China turned attention to former President Donald Trump‘s pandemic response on Friday and advised the new administration to “learn its lesson” and stop pointing fingers at Beijing.
The pandemic put added strain on an already precarious relationship between China and the United States, and when criticized, Beijing regularly shifts the conversation back to America’s actions. Having been accused of using the pandemic to conduct information warfare, China championed its own response and pointed to the high death toll in the United States.
“As the world’s No.1 superpower, the U.S. has done much damage to the international anti-epidemic cooperation, which has made the American people and many more in the world pay a heavy price,” Chinese foreign ministry spokesperson Wang Wenbin said on Friday.
Newsweek reached out to former President Donald Trump for comment but did not receive a response in time for publication.
Wang also criticized Trump and his administration for spreading “false information” to deflect blame and politicize response efforts.

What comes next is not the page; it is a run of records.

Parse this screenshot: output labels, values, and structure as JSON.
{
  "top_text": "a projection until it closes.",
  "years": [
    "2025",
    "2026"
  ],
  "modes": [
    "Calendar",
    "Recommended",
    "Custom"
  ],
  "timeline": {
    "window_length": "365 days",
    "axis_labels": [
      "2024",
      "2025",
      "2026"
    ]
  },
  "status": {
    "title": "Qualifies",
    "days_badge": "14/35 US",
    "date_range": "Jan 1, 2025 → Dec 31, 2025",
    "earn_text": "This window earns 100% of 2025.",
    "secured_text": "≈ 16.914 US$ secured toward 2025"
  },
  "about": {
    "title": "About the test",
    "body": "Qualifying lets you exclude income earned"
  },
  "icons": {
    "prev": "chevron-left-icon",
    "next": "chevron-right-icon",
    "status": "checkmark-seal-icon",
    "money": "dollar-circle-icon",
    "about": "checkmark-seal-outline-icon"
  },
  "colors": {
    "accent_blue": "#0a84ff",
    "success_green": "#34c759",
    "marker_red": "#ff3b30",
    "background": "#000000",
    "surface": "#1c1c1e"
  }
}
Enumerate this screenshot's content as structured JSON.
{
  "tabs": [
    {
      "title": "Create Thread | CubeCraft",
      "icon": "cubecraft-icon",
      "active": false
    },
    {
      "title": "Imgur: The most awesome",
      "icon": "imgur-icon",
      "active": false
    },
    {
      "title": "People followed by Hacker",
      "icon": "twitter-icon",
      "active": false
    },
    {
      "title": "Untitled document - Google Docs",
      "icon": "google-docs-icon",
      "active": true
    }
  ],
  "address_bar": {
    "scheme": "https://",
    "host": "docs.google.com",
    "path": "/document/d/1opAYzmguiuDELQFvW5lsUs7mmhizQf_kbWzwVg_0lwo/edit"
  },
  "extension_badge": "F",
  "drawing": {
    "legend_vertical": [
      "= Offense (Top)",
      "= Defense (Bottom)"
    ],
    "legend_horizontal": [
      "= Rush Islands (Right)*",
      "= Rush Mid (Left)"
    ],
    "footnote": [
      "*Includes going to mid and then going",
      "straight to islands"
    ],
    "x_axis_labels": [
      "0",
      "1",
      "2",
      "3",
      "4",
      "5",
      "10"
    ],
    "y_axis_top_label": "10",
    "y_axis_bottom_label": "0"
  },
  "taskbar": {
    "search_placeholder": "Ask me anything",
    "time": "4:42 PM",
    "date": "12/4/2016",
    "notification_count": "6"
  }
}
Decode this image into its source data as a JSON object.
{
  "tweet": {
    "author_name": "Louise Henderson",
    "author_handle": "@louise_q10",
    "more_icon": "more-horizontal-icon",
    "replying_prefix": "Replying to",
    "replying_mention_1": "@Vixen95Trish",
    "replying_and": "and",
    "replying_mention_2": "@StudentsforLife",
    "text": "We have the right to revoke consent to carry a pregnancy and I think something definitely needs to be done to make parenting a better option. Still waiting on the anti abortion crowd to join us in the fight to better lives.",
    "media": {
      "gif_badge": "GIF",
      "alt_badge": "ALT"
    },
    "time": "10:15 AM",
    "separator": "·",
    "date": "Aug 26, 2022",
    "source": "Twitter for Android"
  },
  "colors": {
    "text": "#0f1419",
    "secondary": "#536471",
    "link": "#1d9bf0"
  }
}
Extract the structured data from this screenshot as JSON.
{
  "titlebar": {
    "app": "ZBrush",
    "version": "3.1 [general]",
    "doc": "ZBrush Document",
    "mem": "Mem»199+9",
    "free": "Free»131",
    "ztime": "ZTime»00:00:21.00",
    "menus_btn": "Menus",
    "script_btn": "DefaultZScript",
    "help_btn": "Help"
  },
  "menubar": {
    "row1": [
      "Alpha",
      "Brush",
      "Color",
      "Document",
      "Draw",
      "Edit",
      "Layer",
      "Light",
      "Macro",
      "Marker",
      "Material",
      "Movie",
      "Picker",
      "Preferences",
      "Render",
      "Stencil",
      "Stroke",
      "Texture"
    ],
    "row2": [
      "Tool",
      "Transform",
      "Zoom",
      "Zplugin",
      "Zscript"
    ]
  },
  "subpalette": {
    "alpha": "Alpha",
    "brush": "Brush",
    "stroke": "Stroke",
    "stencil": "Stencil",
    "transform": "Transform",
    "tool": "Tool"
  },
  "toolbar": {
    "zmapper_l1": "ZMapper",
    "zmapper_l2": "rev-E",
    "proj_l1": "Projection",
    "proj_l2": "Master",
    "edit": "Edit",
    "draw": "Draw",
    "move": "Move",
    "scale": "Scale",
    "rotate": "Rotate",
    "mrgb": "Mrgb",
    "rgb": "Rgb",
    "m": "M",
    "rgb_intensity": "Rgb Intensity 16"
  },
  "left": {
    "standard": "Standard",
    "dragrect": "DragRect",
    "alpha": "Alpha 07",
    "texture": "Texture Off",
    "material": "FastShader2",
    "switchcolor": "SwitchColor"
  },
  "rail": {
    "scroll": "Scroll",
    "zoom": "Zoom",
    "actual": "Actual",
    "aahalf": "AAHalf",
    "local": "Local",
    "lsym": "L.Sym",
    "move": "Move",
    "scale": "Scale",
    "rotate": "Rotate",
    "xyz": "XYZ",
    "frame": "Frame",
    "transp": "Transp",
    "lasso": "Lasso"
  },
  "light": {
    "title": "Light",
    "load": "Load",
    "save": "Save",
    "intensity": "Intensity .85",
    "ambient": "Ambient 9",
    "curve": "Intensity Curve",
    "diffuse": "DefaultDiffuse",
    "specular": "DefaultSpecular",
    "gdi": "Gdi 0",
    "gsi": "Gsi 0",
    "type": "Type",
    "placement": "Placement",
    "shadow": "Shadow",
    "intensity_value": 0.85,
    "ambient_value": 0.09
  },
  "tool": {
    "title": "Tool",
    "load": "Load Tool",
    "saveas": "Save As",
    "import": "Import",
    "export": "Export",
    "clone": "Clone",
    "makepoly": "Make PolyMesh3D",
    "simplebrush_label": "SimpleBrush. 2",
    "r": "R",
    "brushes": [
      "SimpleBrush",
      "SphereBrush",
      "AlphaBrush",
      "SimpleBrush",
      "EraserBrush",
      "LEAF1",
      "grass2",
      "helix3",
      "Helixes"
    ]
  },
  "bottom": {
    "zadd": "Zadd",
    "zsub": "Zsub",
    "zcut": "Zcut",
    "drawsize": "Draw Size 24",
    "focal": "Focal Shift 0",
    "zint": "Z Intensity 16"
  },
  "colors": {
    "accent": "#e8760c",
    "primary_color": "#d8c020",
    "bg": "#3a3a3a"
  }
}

The former president’s downplaying of the pandemic and push for states to reopen was seen as him prioritizing the economy over human life. He also faced pushback for not wearing a mask amid a growing number of cases and death toll in the U.S.
As of Friday, the U.S. leads in cases with more than 32 million infections and reported 575,000 deaths, the most of any country. Despite the high numbers, Trump has stood by his response, including his ability to fast-track the vaccine and his decision to close off travel from China in January.
China’s criticisms of the former president came in response to Defense Intelligence Agency Director Scott Berrier’s accusation that China and Russia took advantage of the global crisis. Testifying before the Senate Armed Services Committee on Thursday, Berrier said the “evolving threat” from the pandemic had “major implications” on America’s national security.
“China and Russia are using COVID-19 circumstances to conduct information warfare aimed at undermining Western governments, attacking coalitions and compelling economic and political outcomes in their favor,” Berrier said.
China, where the first case of COVID-19 was identified, was among the first countries to shut down, causing disruptions to global supply chains. It exposed the world’s reliance on China and when it comes to global competitors, Berrier put China at the top of the list.
A significant threat in its own right, the growing alliance between China and Russia has Western countries concerned. Both are building up their military capabilities in a means that military officials have warned signifies the United States also needs to be investing in its armed forces. While they don’t have a military alliance yet, in October, Russian President Vladimir Putin said it was “quite possible” to imagine one. China, meanwhile, considers Russia a “partner,” according to several briefings.
At Friday’s press briefing, China didn’t deny the accusation Berrier leveled against the country and Russia. Instead, Wang shifted the conversation to the COVID-19 pandemic, highlighting that the virus is a “common enemy of all mankind.”